- Let dry completely (see below for how to let it dry)
- Now, if you used a sealer for your first coat, you will now need to repeat the whole procedure using a topcoat/glaze. If you used a glaze or topcoat that you thinned with water, you will also want to do another coat. For these earrings, for example, I did this process three times. First with a sealer, then with thinned diamond glaze, and again with thinned diamond glaze. I could have just done it one time with diamond glaze that was not thinned, but as I talked about in my previous post, it is a LOT easier to get a smoother coat when you thin your glaze with a little water (only works if it is a water based glaze!) Click here to learn how to thin your glaze with water and which ones worked for me.
Letting Your Piece Dry:
There are two ways to let your quilled earrings dry without getting big flat shiny spots on them. The first way is to attach your hook onto the earring before applying the sealant/topcoat. Then you hold onto the hook while you use a paintbrush to get the sealant/topcoat on the piece. Dab it with a tissue and then hang it to dry on an earring stand.
The downside to this method is that often the sealant/topcoat gets into the jumpring, so you’ll have to pick it off with a tweezer or needle tool when it is all dry. Also you will most likely never be able to change the jump ring because it will be glued into place. This may or may not be a problem.
The second method is to lean your piece against a plastic surface, on a plastic surface, after it has been dabbed well. You have to make sure there is nothing dripping for this method to work, since it will drip down and make a blob of dried sealer or topcoat at the bottom if there is excess. I use one large plastic storage box and put a smaller plastic storage box on top of that and lean my earrings as shown in the photo below:
Which Sealers and Topcoats to Use:
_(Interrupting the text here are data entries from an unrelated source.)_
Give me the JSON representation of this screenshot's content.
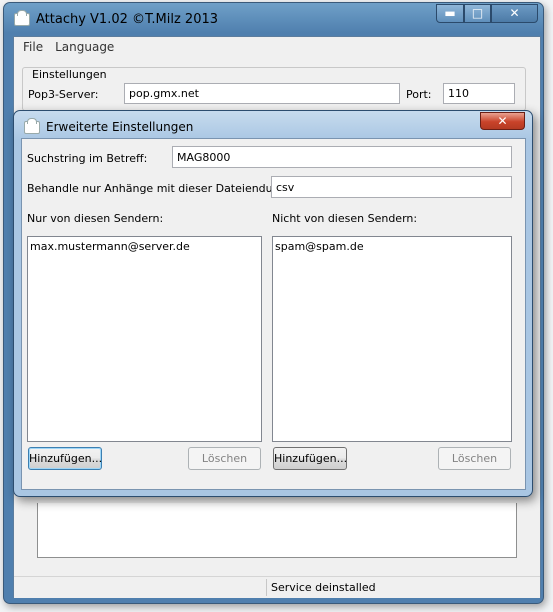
{
  "main_window": {
    "title": "Attachy V1.02 ©T.Milz 2013",
    "caption_buttons": {
      "minimize": "▬",
      "maximize": "□",
      "close": "✕"
    },
    "menu": [
      "File",
      "Language"
    ],
    "settings": {
      "legend": "Einstellungen",
      "pop3_label": "Pop3-Server:",
      "pop3_value": "pop.gmx.net",
      "port_label": "Port:",
      "port_value": "110"
    },
    "status": "Service deinstalled"
  },
  "dialog": {
    "title": "Erweiterte Einstellungen",
    "close_glyph": "✕",
    "subject_label": "Suchstring im Betreff:",
    "subject_value": "MAG8000",
    "extension_label": "Behandle nur Anhänge mit dieser Dateiendung:",
    "extension_value": "csv",
    "allow_label": "Nur von diesen Sendern:",
    "allow_items": [
      "max.mustermann@server.de"
    ],
    "deny_label": "Nicht von diesen Sendern:",
    "deny_items": [
      "spam@spam.de"
    ],
    "add_label": "Hinzufügen...",
    "delete_label": "Löschen"
  },
  "colors": {
    "titlebar": "#4f7fae",
    "dialog_titlebar": "#a9c6e3",
    "close_red": "#c9432a"
  }
}
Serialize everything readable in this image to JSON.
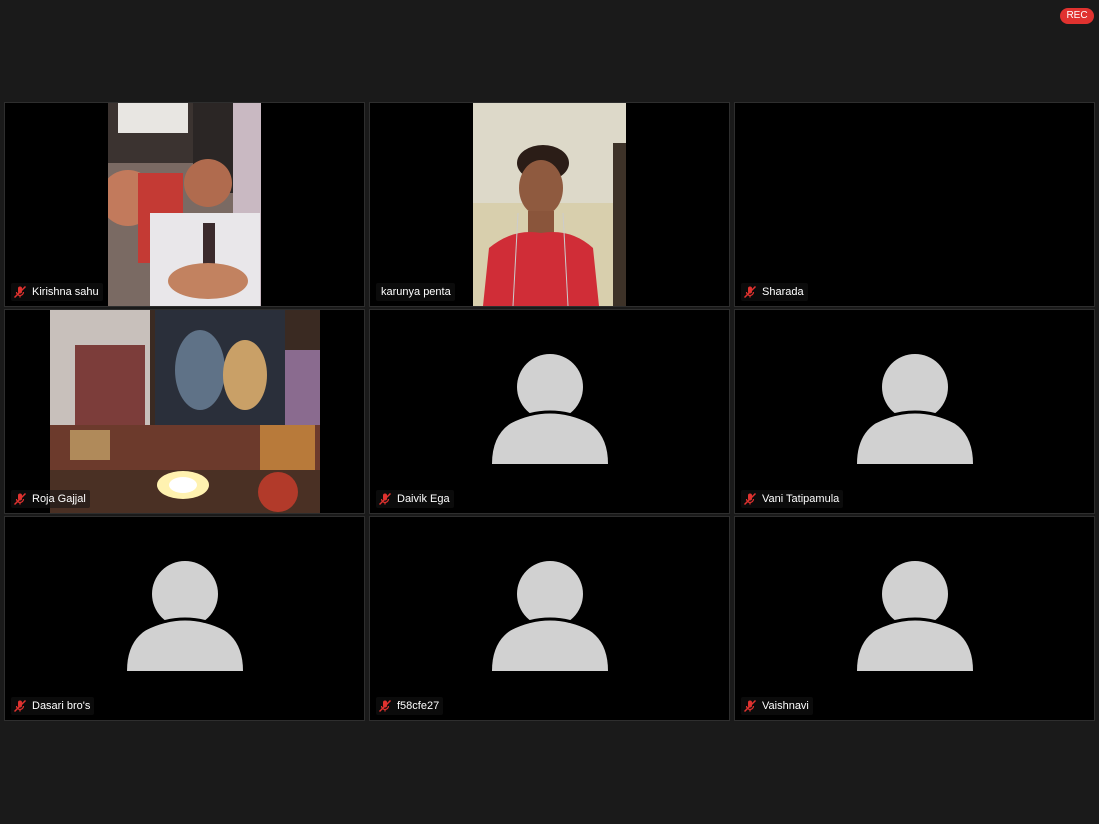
{
  "recording": {
    "label": "REC",
    "color": "#e0322f"
  },
  "participants": [
    {
      "name": "Kirishna sahu",
      "muted": true,
      "video": true
    },
    {
      "name": "karunya penta",
      "muted": false,
      "video": true
    },
    {
      "name": "Sharada",
      "muted": true,
      "video": false
    },
    {
      "name": "Roja Gajjal",
      "muted": true,
      "video": true
    },
    {
      "name": "Daivik Ega",
      "muted": true,
      "video": false
    },
    {
      "name": "Vani Tatipamula",
      "muted": true,
      "video": false
    },
    {
      "name": "Dasari bro's",
      "muted": true,
      "video": false
    },
    {
      "name": "f58cfe27",
      "muted": true,
      "video": false
    },
    {
      "name": "Vaishnavi",
      "muted": true,
      "video": false
    }
  ],
  "icons": {
    "muted_mic": "muted-mic-icon",
    "avatar": "avatar-placeholder-icon"
  },
  "colors": {
    "background": "#1a1a1a",
    "tile": "#000000",
    "avatar": "#d1d1d1",
    "muted": "#e0322f"
  }
}
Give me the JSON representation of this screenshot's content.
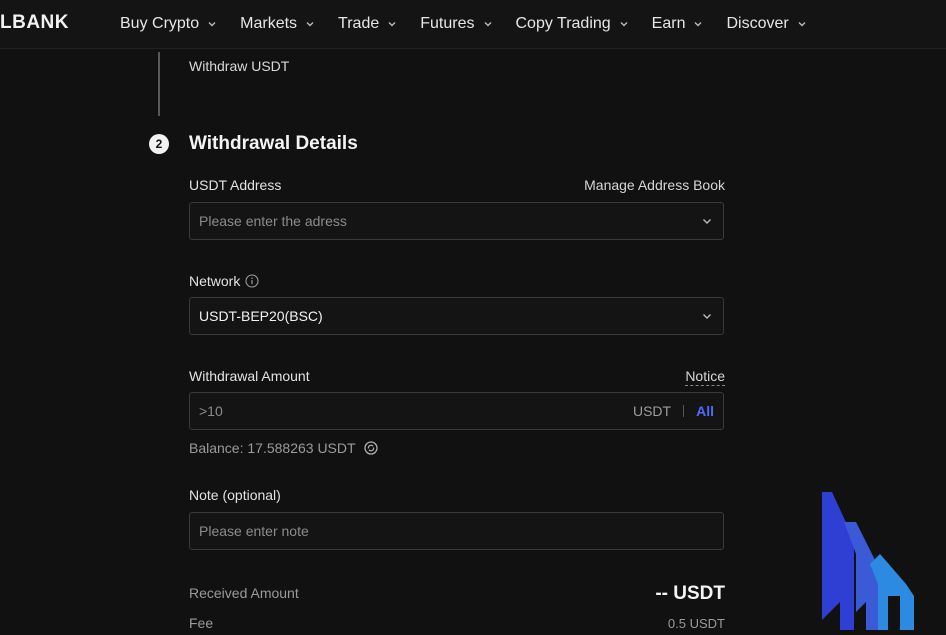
{
  "brand": {
    "logo_text": "LBANK"
  },
  "nav": {
    "items": [
      {
        "label": "Buy Crypto"
      },
      {
        "label": "Markets"
      },
      {
        "label": "Trade"
      },
      {
        "label": "Futures"
      },
      {
        "label": "Copy Trading"
      },
      {
        "label": "Earn"
      },
      {
        "label": "Discover"
      }
    ]
  },
  "steps": {
    "step1_label": "Withdraw USDT",
    "step2_number": "2",
    "step2_title": "Withdrawal Details"
  },
  "address": {
    "label": "USDT Address",
    "manage_link": "Manage Address Book",
    "placeholder": "Please enter the adress"
  },
  "network": {
    "label": "Network",
    "info_icon": "info-icon",
    "selected": "USDT-BEP20(BSC)"
  },
  "amount": {
    "label": "Withdrawal Amount",
    "notice_link": "Notice",
    "placeholder": ">10",
    "unit": "USDT",
    "all_label": "All",
    "balance_text": "Balance: 17.588263 USDT"
  },
  "note": {
    "label": "Note (optional)",
    "placeholder": "Please enter note"
  },
  "summary": {
    "received_label": "Received Amount",
    "received_value": "-- USDT",
    "fee_label": "Fee",
    "fee_value": "0.5 USDT"
  },
  "colors": {
    "accent": "#4c6bff",
    "background": "#111111"
  }
}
Sealer: It is optional to use a base sealer for quilled jewelry, but it does make it much more sturdy, so I always use it. The two products that I have so far tested and work great are Ceramcoat All-Purpose Sealer (I have a full review with tips here) and DecoArt Americana Multi-Purpose Sealer (review coming soon).
Topcoat, Glaze, etc: Adding a topcoat on top of your sealer will give an even greater water resistant finish. Some of my favorites are:
- Diamond Glaze (my review and tips here)
- PPA Gloss (one of my posts here)
- PPA matte (a post about it here)
- 3D Crystal Lacquer
- DecoArt Triple Thick Glaze
- Crystal Coat Glaze
Have you used any of these products? Any that you prefer over the rest? I have some preferences, but they are all great products! I have more full reviews coming.
Here are some of the designs that I use this method for. All of these are linked to tutorials.
Stick around, there is lots to see around the blog! Here are some places to start:
- Click here to view free paper quilling tutorials!
- Click here to view paper quilling tips and tricks!
- Click here to view a list of places to buy quilling supplies around the world!
- Click here to view some of my own quilling projects, with tips so you can make your own if you’d like!
*All products and supplies mentioned in this post I purchased and/or made on my own.
*This post contains some affiliate links. If you purchase products through the affiliate links I get a small percentage (at no extra cost to you!). I only link to products that I believe in and/or love to use myself. Thank you for supporting my blog!